::: TASK MATERIAL :::
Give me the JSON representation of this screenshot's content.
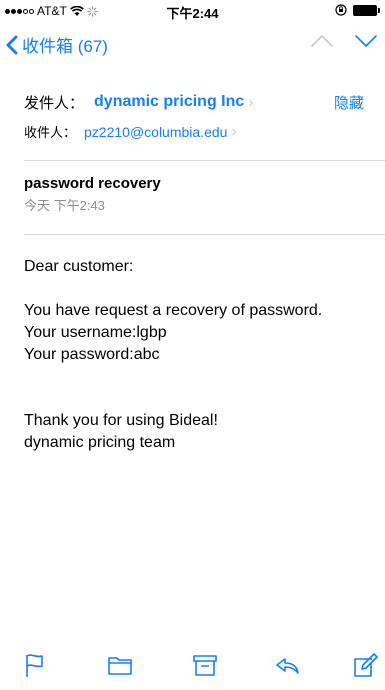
{
  "status": {
    "carrier": "AT&T",
    "time": "下午2:44"
  },
  "nav": {
    "back_label": "收件箱 (67)"
  },
  "header": {
    "from_label": "发件人：",
    "from_name": "dynamic pricing Inc",
    "hide_label": "隐藏",
    "to_label": "收件人：",
    "to_email": "pz2210@columbia.edu"
  },
  "message": {
    "subject": "password recovery",
    "date": "今天 下午2:43",
    "greeting": "Dear customer:",
    "line1": "You have request a recovery of password.",
    "line2": "Your username:lgbp",
    "line3": "Your password:abc",
    "line4": "Thank you for using Bideal!",
    "line5": "dynamic pricing team"
  },
  "colors": {
    "accent": "#157efb",
    "divider": "#d9d9d9",
    "muted": "#8e8e93"
  },
  "toolbar": [
    "flag-icon",
    "folder-icon",
    "archive-icon",
    "reply-icon",
    "compose-icon"
  ]
}
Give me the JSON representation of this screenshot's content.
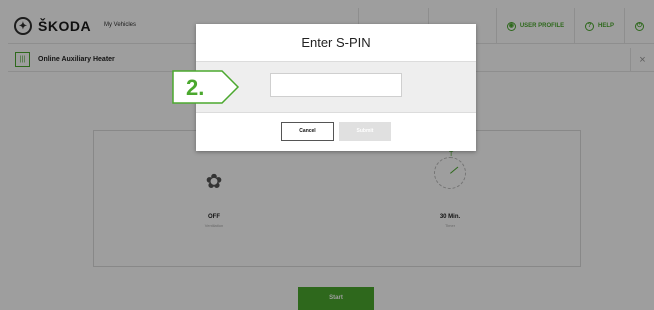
{
  "header": {
    "brand": "ŠKODA",
    "my_vehicles": "My Vehicles",
    "nav_blank1": "",
    "nav_blank2": "",
    "user_profile": "USER PROFILE",
    "help": "HELP"
  },
  "subheader": {
    "title": "Online Auxiliary Heater",
    "close": "×"
  },
  "main": {
    "fan_state": "OFF",
    "fan_label": "Ventilation",
    "timer_state": "30 Min.",
    "timer_label": "Timer",
    "start_label": "Start"
  },
  "modal": {
    "title": "Enter S-PIN",
    "input_value": "",
    "cancel_label": "Cancel",
    "submit_label": "Submit"
  },
  "callout": {
    "step": "2."
  },
  "colors": {
    "accent": "#4ba82e",
    "overlay": "rgba(0,0,0,0.38)"
  }
}
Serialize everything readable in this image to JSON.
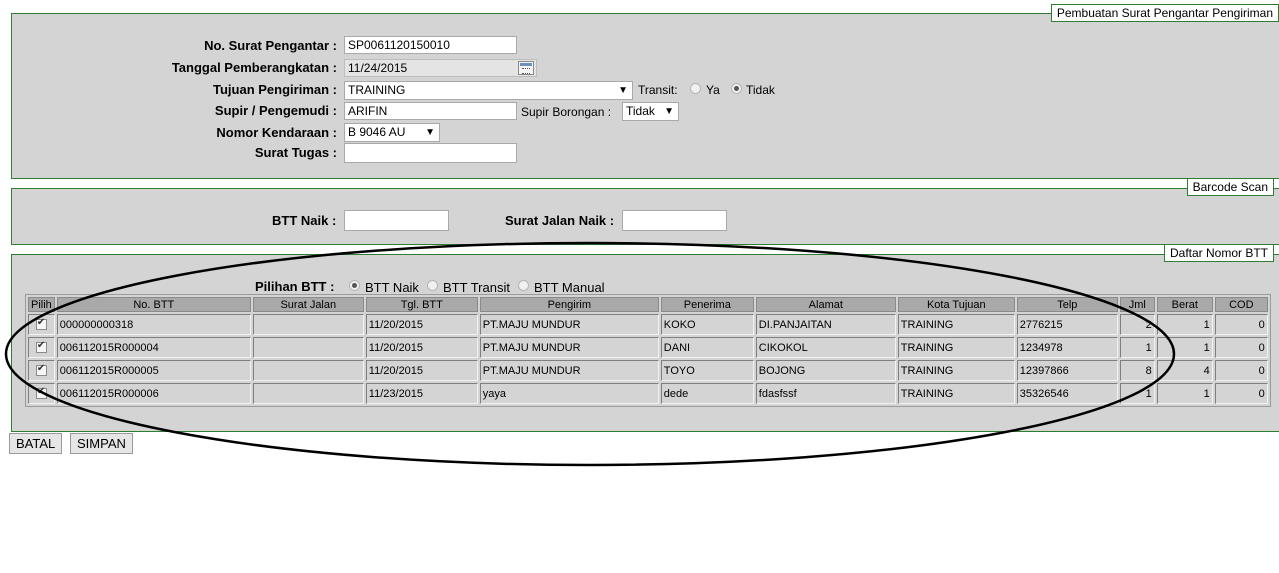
{
  "form": {
    "legend": "Pembuatan Surat Pengantar Pengiriman",
    "no_surat_label": "No. Surat Pengantar :",
    "no_surat_value": "SP0061120150010",
    "tanggal_label": "Tanggal Pemberangkatan :",
    "tanggal_value": "11/24/2015",
    "tujuan_label": "Tujuan Pengiriman :",
    "tujuan_value": "TRAINING",
    "transit_label": "Transit:",
    "transit_ya": "Ya",
    "transit_tidak": "Tidak",
    "transit_selected": "Tidak",
    "supir_label": "Supir / Pengemudi :",
    "supir_value": "ARIFIN",
    "supir_borongan_label": "Supir Borongan :",
    "supir_borongan_value": "Tidak",
    "kendaraan_label": "Nomor Kendaraan :",
    "kendaraan_value": "B 9046 AU",
    "surat_tugas_label": "Surat Tugas :",
    "surat_tugas_value": ""
  },
  "barcode": {
    "legend": "Barcode Scan",
    "btt_naik_label": "BTT Naik :",
    "btt_naik_value": "",
    "surat_jalan_label": "Surat Jalan Naik :",
    "surat_jalan_value": ""
  },
  "daftar": {
    "legend": "Daftar Nomor BTT",
    "pilihan_label": "Pilihan BTT :",
    "options": [
      "BTT Naik",
      "BTT Transit",
      "BTT Manual"
    ],
    "selected": "BTT Naik",
    "columns": [
      "Pilih",
      "No. BTT",
      "Surat Jalan",
      "Tgl. BTT",
      "Pengirim",
      "Penerima",
      "Alamat",
      "Kota Tujuan",
      "Telp",
      "Jml",
      "Berat",
      "COD"
    ],
    "rows": [
      {
        "checked": true,
        "no_btt": "000000000318",
        "surat_jalan": "",
        "tgl": "11/20/2015",
        "pengirim": "PT.MAJU MUNDUR",
        "penerima": "KOKO",
        "alamat": "DI.PANJAITAN",
        "kota": "TRAINING",
        "telp": "2776215",
        "jml": "2",
        "berat": "1",
        "cod": "0"
      },
      {
        "checked": true,
        "no_btt": "006112015R000004",
        "surat_jalan": "",
        "tgl": "11/20/2015",
        "pengirim": "PT.MAJU MUNDUR",
        "penerima": "DANI",
        "alamat": "CIKOKOL",
        "kota": "TRAINING",
        "telp": "1234978",
        "jml": "1",
        "berat": "1",
        "cod": "0"
      },
      {
        "checked": true,
        "no_btt": "006112015R000005",
        "surat_jalan": "",
        "tgl": "11/20/2015",
        "pengirim": "PT.MAJU MUNDUR",
        "penerima": "TOYO",
        "alamat": "BOJONG",
        "kota": "TRAINING",
        "telp": "12397866",
        "jml": "8",
        "berat": "4",
        "cod": "0"
      },
      {
        "checked": true,
        "no_btt": "006112015R000006",
        "surat_jalan": "",
        "tgl": "11/23/2015",
        "pengirim": "yaya",
        "penerima": "dede",
        "alamat": "fdasfssf",
        "kota": "TRAINING",
        "telp": "35326546",
        "jml": "1",
        "berat": "1",
        "cod": "0"
      }
    ]
  },
  "buttons": {
    "batal": "BATAL",
    "simpan": "SIMPAN"
  },
  "colors": {
    "panel_bg": "#d4d4d4",
    "border_green": "#2e7d32",
    "header_bg": "#a9a9a9"
  }
}
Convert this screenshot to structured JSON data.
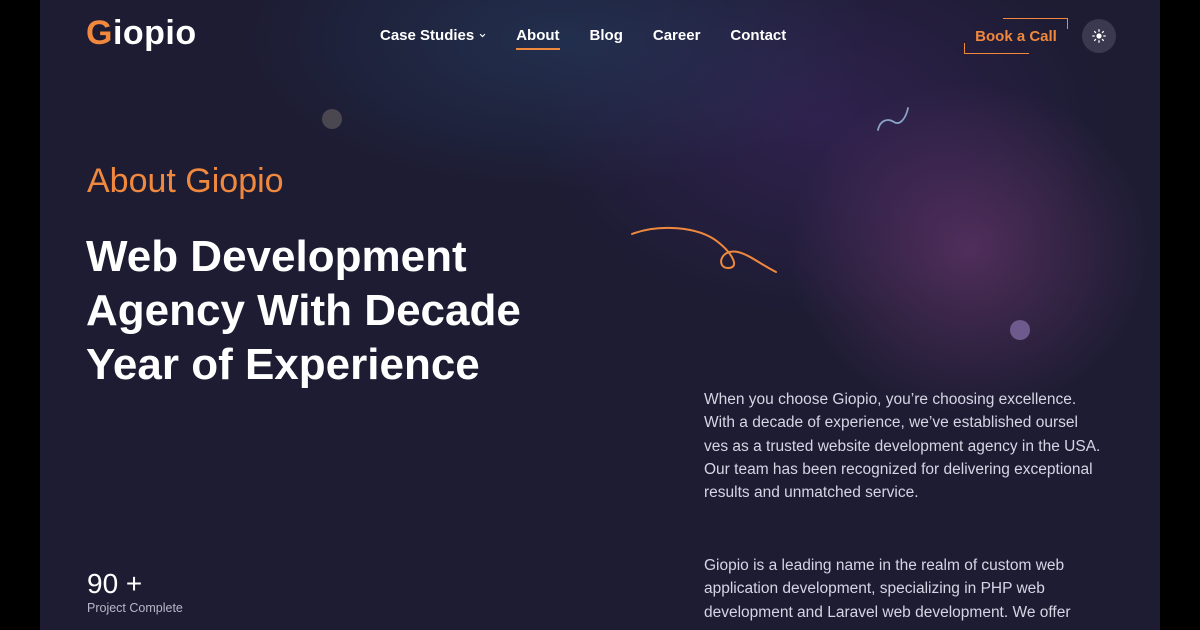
{
  "brand": {
    "initial": "G",
    "rest": "iopio"
  },
  "nav": {
    "items": [
      {
        "label": "Case Studies"
      },
      {
        "label": "About"
      },
      {
        "label": "Blog"
      },
      {
        "label": "Career"
      },
      {
        "label": "Contact"
      }
    ]
  },
  "header": {
    "cta_label": "Book a Call"
  },
  "hero": {
    "eyebrow": "About Giopio",
    "headline": "Web Development Agency With Decade Year of Experience"
  },
  "stat": {
    "value": "90 +",
    "label": "Project Complete"
  },
  "content": {
    "paragraph1": "When you choose Giopio, you’re choosing excellence. With a decade of experience, we’ve established oursel ves as a trusted website development agency in the USA. Our team has been recognized for delivering exceptional results and unmatched service.",
    "paragraph2": "Giopio is a leading name in the realm of custom web application development, specializing in PHP web development and Laravel web development. We offer"
  },
  "colors": {
    "accent": "#f0883e",
    "background": "#1d1c33",
    "text": "#ffffff"
  },
  "icons": {
    "dropdown": "chevron-down-icon",
    "theme": "sun-icon"
  }
}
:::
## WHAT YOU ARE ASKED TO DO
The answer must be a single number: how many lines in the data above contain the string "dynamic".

## YOUR RESPONSE
2